But wet ice can be even more trouble because it may offer the least traction of all. You can get wet ice when it is about freezing, 32°F (0°C), and freezing rain begins to fall. Try to avoid driving on wet ice until salt and sand crews can get there.

Whatever the condition — smooth ice, packed, blowing, or loose snow — drive with caution.

Accelerate gently. Try not to break the fragile traction. If you accelerate too fast, the drive wheels will spin and polish the surface under the tires even more.

The Anti-Lock Brake System (ABS) improves your vehicle’s stability when you make a hard stop on a slippery road. Even though you have ABS, you will want to begin stopping sooner than you would on dry pavement. See Anti-Lock Brake System (ABS).

• Allow greater following distance on any slippery road.
• Watch for slippery spots. The road might be fine until you hit a spot that is covered with ice.

On an otherwise clear road, ice patches may appear in shaded areas where the sun cannot reach, such as around clumps of trees, behind buildings, or under bridges. Sometimes the surface of a curve or an overpass may remain icy when the surrounding roads are clear. If you see a patch of ice ahead of you, brake before you are on it. Try not to brake while you are actually on the ice, and avoid sudden steering maneuvers.

If You Are Caught in a Blizzard

If you are stopped by heavy snow, you could be in a serious situation. You should probably stay with your vehicle unless you know for sure that you are near help and you can hike through the snow. Here are some things to do to summon help and keep yourself and your passengers safe:

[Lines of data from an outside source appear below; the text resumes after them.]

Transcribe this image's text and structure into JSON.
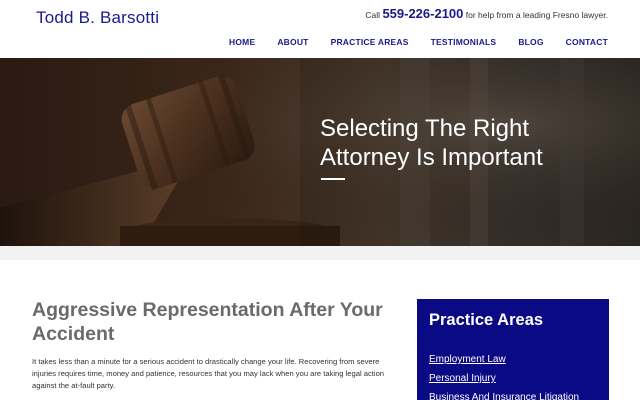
{
  "header": {
    "site_title": "Todd B. Barsotti",
    "call_prefix": "Call",
    "phone": "559-226-2100",
    "call_suffix": "for help from a leading Fresno lawyer."
  },
  "nav": {
    "items": [
      "HOME",
      "ABOUT",
      "PRACTICE AREAS",
      "TESTIMONIALS",
      "BLOG",
      "CONTACT"
    ]
  },
  "hero": {
    "title": "Selecting The Right Attorney Is Important"
  },
  "main": {
    "heading": "Aggressive Representation After Your Accident",
    "body": "It takes less than a minute for a serious accident to drastically change your life. Recovering from severe injuries requires time, money and patience, resources that you may lack when you are taking legal action against the at-fault party."
  },
  "sidebar": {
    "title": "Practice Areas",
    "links": [
      "Employment Law",
      "Personal Injury",
      "Business And Insurance Litigation"
    ]
  },
  "colors": {
    "brand_blue": "#1a1a8c",
    "sidebar_bg": "#0a0a85"
  }
}
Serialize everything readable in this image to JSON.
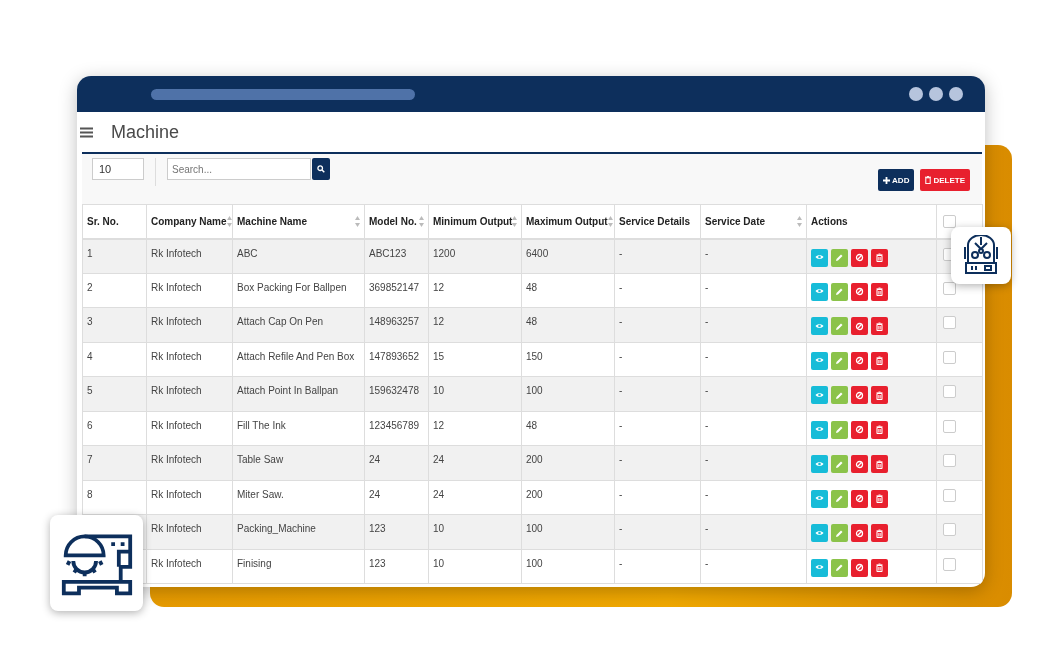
{
  "window": {
    "title": "Machine"
  },
  "toolbar": {
    "page_size": "10",
    "search": {
      "placeholder": "Search..."
    },
    "buttons": [
      {
        "label": "ADD",
        "kind": "add"
      },
      {
        "label": "DELETE",
        "kind": "delete"
      }
    ]
  },
  "table": {
    "columns": [
      {
        "label": "Sr. No.",
        "sortable": false
      },
      {
        "label": "Company Name",
        "sortable": true
      },
      {
        "label": "Machine Name",
        "sortable": true
      },
      {
        "label": "Model No.",
        "sortable": true
      },
      {
        "label": "Minimum Output",
        "sortable": true
      },
      {
        "label": "Maximum Output",
        "sortable": true
      },
      {
        "label": "Service Details",
        "sortable": false
      },
      {
        "label": "Service Date",
        "sortable": true
      },
      {
        "label": "Actions",
        "sortable": false
      }
    ],
    "select_all": {
      "checked": false
    },
    "rows": [
      {
        "sr_no": "1",
        "company": "Rk Infotech",
        "machine": "ABC",
        "model": "ABC123",
        "min_output": "1200",
        "max_output": "6400",
        "service_details": "-",
        "service_date": "-",
        "checked": false
      },
      {
        "sr_no": "2",
        "company": "Rk Infotech",
        "machine": "Box Packing For Ballpen",
        "model": "369852147",
        "min_output": "12",
        "max_output": "48",
        "service_details": "-",
        "service_date": "-",
        "checked": false
      },
      {
        "sr_no": "3",
        "company": "Rk Infotech",
        "machine": "Attach Cap On Pen",
        "model": "148963257",
        "min_output": "12",
        "max_output": "48",
        "service_details": "-",
        "service_date": "-",
        "checked": false
      },
      {
        "sr_no": "4",
        "company": "Rk Infotech",
        "machine": "Attach Refile And Pen Box",
        "model": "147893652",
        "min_output": "15",
        "max_output": "150",
        "service_details": "-",
        "service_date": "-",
        "checked": false
      },
      {
        "sr_no": "5",
        "company": "Rk Infotech",
        "machine": "Attach Point In Ballpan",
        "model": "159632478",
        "min_output": "10",
        "max_output": "100",
        "service_details": "-",
        "service_date": "-",
        "checked": false
      },
      {
        "sr_no": "6",
        "company": "Rk Infotech",
        "machine": "Fill The Ink",
        "model": "123456789",
        "min_output": "12",
        "max_output": "48",
        "service_details": "-",
        "service_date": "-",
        "checked": false
      },
      {
        "sr_no": "7",
        "company": "Rk Infotech",
        "machine": "Table Saw",
        "model": "24",
        "min_output": "24",
        "max_output": "200",
        "service_details": "-",
        "service_date": "-",
        "checked": false
      },
      {
        "sr_no": "8",
        "company": "Rk Infotech",
        "machine": "Miter Saw.",
        "model": "24",
        "min_output": "24",
        "max_output": "200",
        "service_details": "-",
        "service_date": "-",
        "checked": false
      },
      {
        "company": "Rk Infotech",
        "machine": "Packing_Machine",
        "model": "123",
        "min_output": "10",
        "max_output": "100",
        "service_details": "-",
        "service_date": "-",
        "checked": false
      },
      {
        "company": "Rk Infotech",
        "machine": "Finising",
        "model": "123",
        "min_output": "10",
        "max_output": "100",
        "service_details": "-",
        "service_date": "-",
        "checked": false
      }
    ]
  }
}
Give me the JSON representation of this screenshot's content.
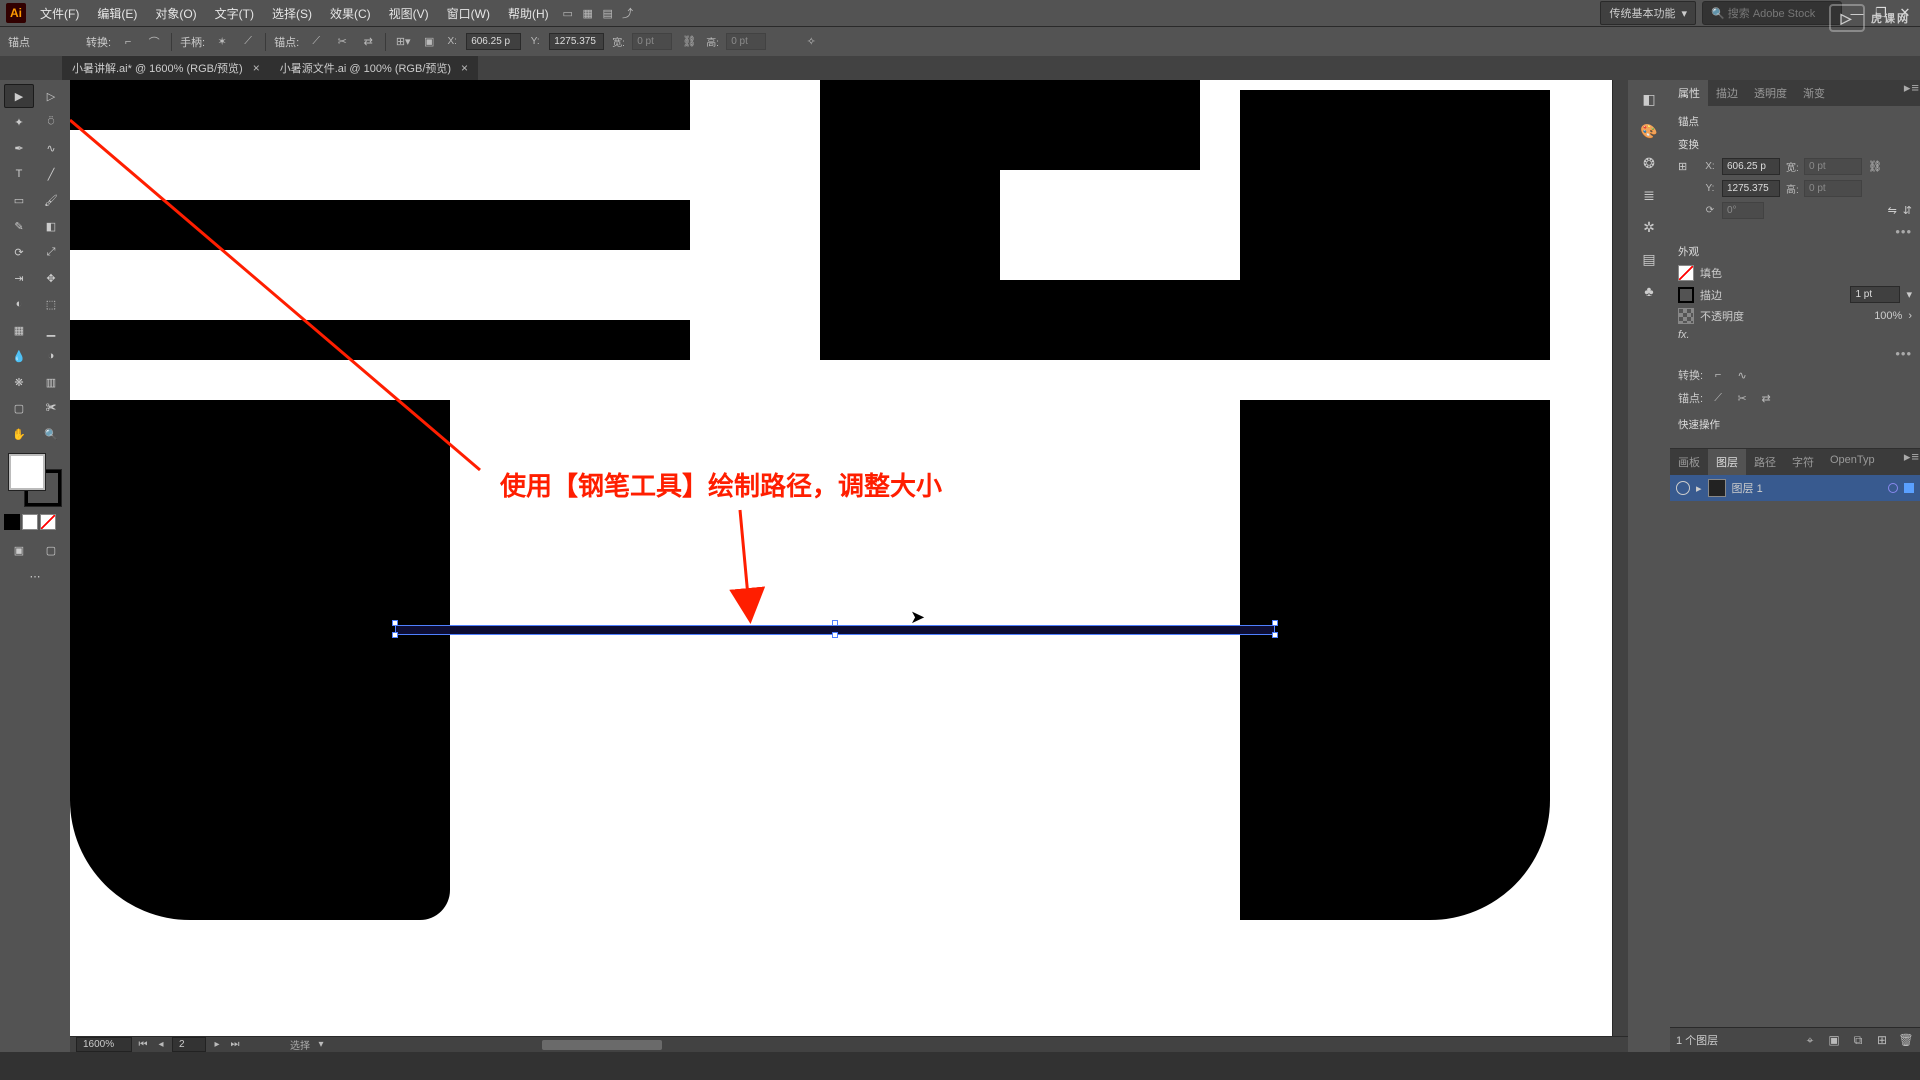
{
  "menu": {
    "items": [
      "文件(F)",
      "编辑(E)",
      "对象(O)",
      "文字(T)",
      "选择(S)",
      "效果(C)",
      "视图(V)",
      "窗口(W)",
      "帮助(H)"
    ]
  },
  "workspace_switcher": "传统基本功能",
  "search_placeholder": "搜索 Adobe Stock",
  "opt": {
    "left_label": "锚点",
    "convert": "转换:",
    "handle": "手柄:",
    "anchor": "锚点:",
    "x_label": "X:",
    "x": "606.25 p",
    "y_label": "Y:",
    "y": "1275.375",
    "w_label": "宽:",
    "w": "0 pt",
    "h_label": "高:",
    "h": "0 pt"
  },
  "tabs": [
    {
      "title": "小暑讲解.ai* @ 1600% (RGB/预览)",
      "active": true
    },
    {
      "title": "小暑源文件.ai @ 100% (RGB/预览)",
      "active": false
    }
  ],
  "zoom": "1600%",
  "page": "2",
  "statusbar_tool": "选择",
  "annotation": "使用【钢笔工具】绘制路径，调整大小",
  "prop": {
    "tabs": [
      "属性",
      "描边",
      "透明度",
      "渐变"
    ],
    "anchor_title": "锚点",
    "transform_title": "变换",
    "x_label": "X:",
    "x": "606.25 p",
    "y_label": "Y:",
    "y": "1275.375",
    "w_label": "宽:",
    "w": "0 pt",
    "h_label": "高:",
    "h": "0 pt",
    "angle_label": "⟳",
    "angle": "0°",
    "appearance_title": "外观",
    "fill_label": "填色",
    "stroke_label": "描边",
    "stroke_value": "1 pt",
    "opacity_label": "不透明度",
    "opacity_value": "100%",
    "fx_label": "fx.",
    "convert_title": "转换:",
    "anchor2_title": "锚点:",
    "quick_title": "快速操作"
  },
  "layers": {
    "tabs": [
      "画板",
      "图层",
      "路径",
      "字符",
      "OpenTyp"
    ],
    "item": "图层 1",
    "count": "1 个图层"
  },
  "watermark": "虎课网"
}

• Turn on your hazard flashers.
• Tie a red cloth to your vehicle to alert police that you have been stopped by the snow.
• Put on extra clothing or wrap a blanket around you. If you do not have blankets or extra clothing, make body insulators from newspapers, burlap bags, rags, floor mats — anything you can wrap around yourself or tuck under your clothing to keep warm.

You can run the engine to keep warm, but be

You can run the engine to keep warm, but be careful.

CAUTION:
Snow can trap exhaust gases under your vehicle. This can cause deadly CO (carbon monoxide) gas to get inside. CO could overcome you and kill you. You cannot see it or smell it, so you might not know it is in your vehicle. Clear away snow from around the base of your vehicle, especially any that is blocking your exhaust pipe. And check around again from time to time to be sure snow does not collect there.
Open a window just a little on the side of the vehicle that is away from the wind.

This will help keep CO out.

Run your engine only as long as you must.

This saves fuel. When you run the engine, make it go a little faster than just idle. That is, push the accelerator slightly. This uses less fuel for the heat that you get and it keeps the battery charged.

You will need a well-charged battery to restart the vehicle, and possibly for signaling later on with your headlamps. Let the heater run for a while.

Then, shut the engine off and close the window almost all the way to preserve the heat. Start the engine again and repeat this only when you feel really uncomfortable from the cold. But do it as little as possible. Preserve the fuel as long as you can. To help keep warm, you can get out of the vehicle and do some fairly vigorous exercises every half hour or so until help comes.

    See also:

    Wheel Alignment and Tire Balance
    The tires and wheels on your vehicle were aligned and balanced carefully at the factory to give you the longest tire life and best overall performance. Adjustments to wheel alignment and tire bal ...

    Glove Box
    The glove box is located on the passenger side of the instrument panel. Lift up on the lever to open it. ...

    Flash-to-Pass
    To flash the high beams, pull the turn signal/lane change lever toward you, and release. ...